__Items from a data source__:
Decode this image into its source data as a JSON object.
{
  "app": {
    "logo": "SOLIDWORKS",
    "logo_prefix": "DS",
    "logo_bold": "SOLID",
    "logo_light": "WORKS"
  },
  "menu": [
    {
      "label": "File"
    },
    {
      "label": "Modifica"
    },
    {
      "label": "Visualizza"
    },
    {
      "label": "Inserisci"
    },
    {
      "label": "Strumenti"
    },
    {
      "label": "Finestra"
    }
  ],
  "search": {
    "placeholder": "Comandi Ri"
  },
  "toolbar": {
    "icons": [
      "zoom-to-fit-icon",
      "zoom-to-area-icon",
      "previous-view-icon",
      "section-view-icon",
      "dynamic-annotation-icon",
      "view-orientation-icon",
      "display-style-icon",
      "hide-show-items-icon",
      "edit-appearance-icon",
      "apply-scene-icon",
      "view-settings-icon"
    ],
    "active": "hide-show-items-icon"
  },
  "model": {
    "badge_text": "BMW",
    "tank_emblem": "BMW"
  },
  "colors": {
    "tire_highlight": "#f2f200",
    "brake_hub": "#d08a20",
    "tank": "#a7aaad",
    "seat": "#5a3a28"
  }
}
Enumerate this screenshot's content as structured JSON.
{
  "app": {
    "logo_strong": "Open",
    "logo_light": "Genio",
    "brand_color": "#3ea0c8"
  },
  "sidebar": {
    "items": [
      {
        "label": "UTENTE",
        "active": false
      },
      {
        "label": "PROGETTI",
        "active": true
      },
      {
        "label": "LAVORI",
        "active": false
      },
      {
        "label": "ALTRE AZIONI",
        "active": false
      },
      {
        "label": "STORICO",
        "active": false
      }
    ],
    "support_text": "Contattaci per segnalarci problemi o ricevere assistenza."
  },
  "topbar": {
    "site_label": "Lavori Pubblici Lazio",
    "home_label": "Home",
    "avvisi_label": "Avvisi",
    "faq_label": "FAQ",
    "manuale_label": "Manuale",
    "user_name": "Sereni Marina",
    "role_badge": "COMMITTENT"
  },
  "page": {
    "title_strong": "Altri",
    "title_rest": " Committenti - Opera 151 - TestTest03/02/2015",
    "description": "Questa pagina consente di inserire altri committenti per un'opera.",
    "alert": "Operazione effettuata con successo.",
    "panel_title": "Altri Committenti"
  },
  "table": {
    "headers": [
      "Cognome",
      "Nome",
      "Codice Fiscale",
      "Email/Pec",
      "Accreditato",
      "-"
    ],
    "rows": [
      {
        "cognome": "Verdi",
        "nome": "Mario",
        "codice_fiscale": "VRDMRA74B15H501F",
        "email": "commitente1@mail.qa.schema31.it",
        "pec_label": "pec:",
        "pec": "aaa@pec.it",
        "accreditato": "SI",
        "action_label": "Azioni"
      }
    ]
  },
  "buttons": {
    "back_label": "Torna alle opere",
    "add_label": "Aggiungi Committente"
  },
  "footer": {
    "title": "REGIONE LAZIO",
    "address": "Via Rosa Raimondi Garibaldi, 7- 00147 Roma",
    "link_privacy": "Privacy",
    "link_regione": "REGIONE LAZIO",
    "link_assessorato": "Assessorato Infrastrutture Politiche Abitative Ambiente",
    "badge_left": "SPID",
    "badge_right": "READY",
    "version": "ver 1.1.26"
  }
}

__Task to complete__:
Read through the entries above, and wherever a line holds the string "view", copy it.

__Task result__:
      "previous-view-icon",
      "section-view-icon",
      "view-orientation-icon",
      "view-settings-icon"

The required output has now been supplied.